The ratio of Rh over Rs from SRDB-V2

<p><b>Table 1.</b>  The ratio of Rh over Rs from SRDB-V2. (Note: <em>N</em>-Obs and <em>N</em> are the plots with the definite partitioning methods and plots with both Rh and Rs values, respectively. Methods used to partition Ra and Rh by studies in the SRDB-V2 database (described in [<a href="http://iopscience.iop.org/1748-9326/8/3/034034/article#erl472988bib21" target="_blank">21</a>] and references therein) included 'comparison' (comparing fluxes from nearby locations with and without roots), 'equation' (scaling tissue specific rates using biomass measurements), 'exclusion' (digging trenches around plots to exclude roots), 'extraction' (measuring efflux from roots and soil separate from each other), 'isotope' (stable or radioactive isotope labeling; exploiting or manipulating differences in isotopic signature of roots and bulk soil), 'regression' (calculating Ra from a regression of Rs and root biomass dynamics) and 'mass balance' (subtracting measurements of other respiration components).) </p> <p><strong>Abstract</strong></p> <p>Soil microbial respiration (Rh) is a large but uncertain component of the terrestrial carbon cycle. Carbon–climate feedbacks associated with changes to Rh are likely, but Rh parameterization in Earth System Models (ESMs) has not been rigorously evaluated largely due to a lack of appropriate measurements.

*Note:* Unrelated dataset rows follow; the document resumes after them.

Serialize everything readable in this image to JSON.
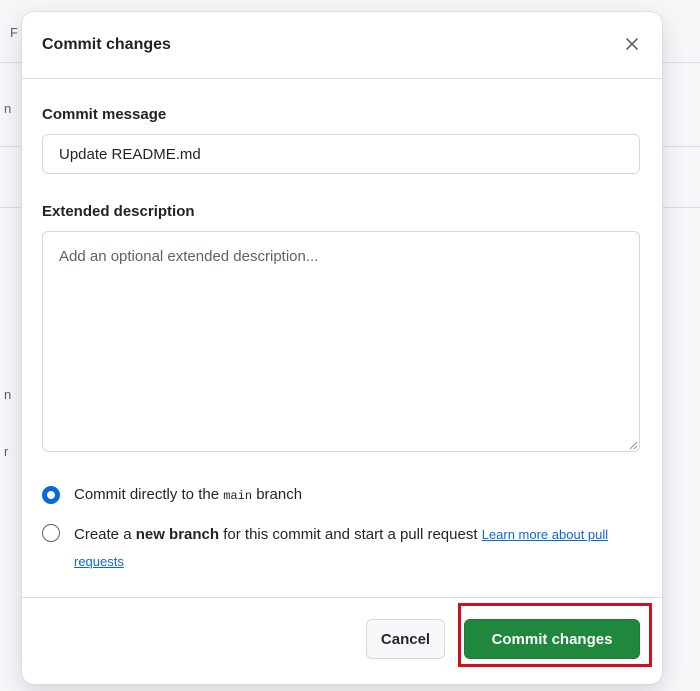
{
  "background": {
    "fragments": [
      "F",
      "n",
      "n",
      "r"
    ]
  },
  "dialog": {
    "title": "Commit changes",
    "close_icon": "close-icon"
  },
  "commit_message": {
    "label": "Commit message",
    "value": "Update README.md"
  },
  "extended_description": {
    "label": "Extended description",
    "placeholder": "Add an optional extended description..."
  },
  "branch_options": {
    "direct": {
      "prefix": "Commit directly to the ",
      "branch": "main",
      "suffix": " branch",
      "selected": true
    },
    "new_branch": {
      "prefix": "Create a ",
      "bold": "new branch",
      "suffix": " for this commit and start a pull request ",
      "link": "Learn more about pull requests",
      "selected": false
    }
  },
  "footer": {
    "cancel_label": "Cancel",
    "commit_label": "Commit changes"
  },
  "colors": {
    "primary_button": "#1f883d",
    "radio_accent": "#0969da",
    "highlight_border": "#d0101e",
    "link": "#0969da"
  }
}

Here we assess, for the first time, Rh estimates from eight ESMs and their environmental drivers across several biomes against a comprehensive soil respiration database (SRDB-V2). Climatic, vegetation, and edaphic factors exert strong controls on annual Rh in ESMs, but these simple controls are not as apparent in the observations. This raises questions regarding the robustness of ESM projections of Rh in response to future climate change. Since there are many more soil respiration (Rs) observations than Rh data, two 'reality checks' for ESMs are also created using the Rs data. Guidance is also provided on the Rh improvement in ESMs.</p>